[Source records]
________________
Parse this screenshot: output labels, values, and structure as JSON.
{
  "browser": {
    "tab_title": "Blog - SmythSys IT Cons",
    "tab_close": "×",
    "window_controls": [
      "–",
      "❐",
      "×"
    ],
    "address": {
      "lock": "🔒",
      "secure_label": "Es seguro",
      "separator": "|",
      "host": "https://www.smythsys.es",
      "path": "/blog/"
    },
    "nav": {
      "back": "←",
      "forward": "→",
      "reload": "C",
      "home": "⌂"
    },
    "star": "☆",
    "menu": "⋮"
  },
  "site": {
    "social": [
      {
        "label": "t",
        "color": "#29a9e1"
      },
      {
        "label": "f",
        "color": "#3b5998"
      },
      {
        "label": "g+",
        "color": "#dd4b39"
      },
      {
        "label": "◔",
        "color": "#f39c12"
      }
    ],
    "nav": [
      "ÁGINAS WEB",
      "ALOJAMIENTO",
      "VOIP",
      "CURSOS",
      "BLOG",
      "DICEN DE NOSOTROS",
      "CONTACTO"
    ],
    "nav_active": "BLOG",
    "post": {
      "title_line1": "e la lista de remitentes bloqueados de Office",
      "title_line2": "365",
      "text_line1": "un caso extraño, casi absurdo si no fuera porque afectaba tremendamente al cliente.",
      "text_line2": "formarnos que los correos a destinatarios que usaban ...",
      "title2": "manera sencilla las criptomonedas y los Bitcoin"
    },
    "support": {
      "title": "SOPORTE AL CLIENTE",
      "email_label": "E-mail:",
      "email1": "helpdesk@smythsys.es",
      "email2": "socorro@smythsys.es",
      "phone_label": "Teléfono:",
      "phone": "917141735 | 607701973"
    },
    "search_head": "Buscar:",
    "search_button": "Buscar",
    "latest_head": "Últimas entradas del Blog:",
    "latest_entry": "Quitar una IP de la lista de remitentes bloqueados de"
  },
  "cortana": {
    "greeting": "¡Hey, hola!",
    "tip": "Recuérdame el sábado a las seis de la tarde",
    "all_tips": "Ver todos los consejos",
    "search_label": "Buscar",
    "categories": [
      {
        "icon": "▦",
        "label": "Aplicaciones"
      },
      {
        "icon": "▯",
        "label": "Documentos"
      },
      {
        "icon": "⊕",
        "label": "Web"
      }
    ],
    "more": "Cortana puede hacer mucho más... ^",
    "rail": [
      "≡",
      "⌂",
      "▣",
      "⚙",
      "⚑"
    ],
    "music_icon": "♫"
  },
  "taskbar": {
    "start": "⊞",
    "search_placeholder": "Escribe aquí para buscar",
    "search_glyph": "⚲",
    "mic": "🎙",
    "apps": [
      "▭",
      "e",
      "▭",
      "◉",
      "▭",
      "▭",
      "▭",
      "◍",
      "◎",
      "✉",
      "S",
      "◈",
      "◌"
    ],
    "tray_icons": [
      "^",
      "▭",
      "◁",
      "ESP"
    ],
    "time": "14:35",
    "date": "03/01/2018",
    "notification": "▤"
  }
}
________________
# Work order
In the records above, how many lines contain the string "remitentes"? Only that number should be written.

# Result of the task
2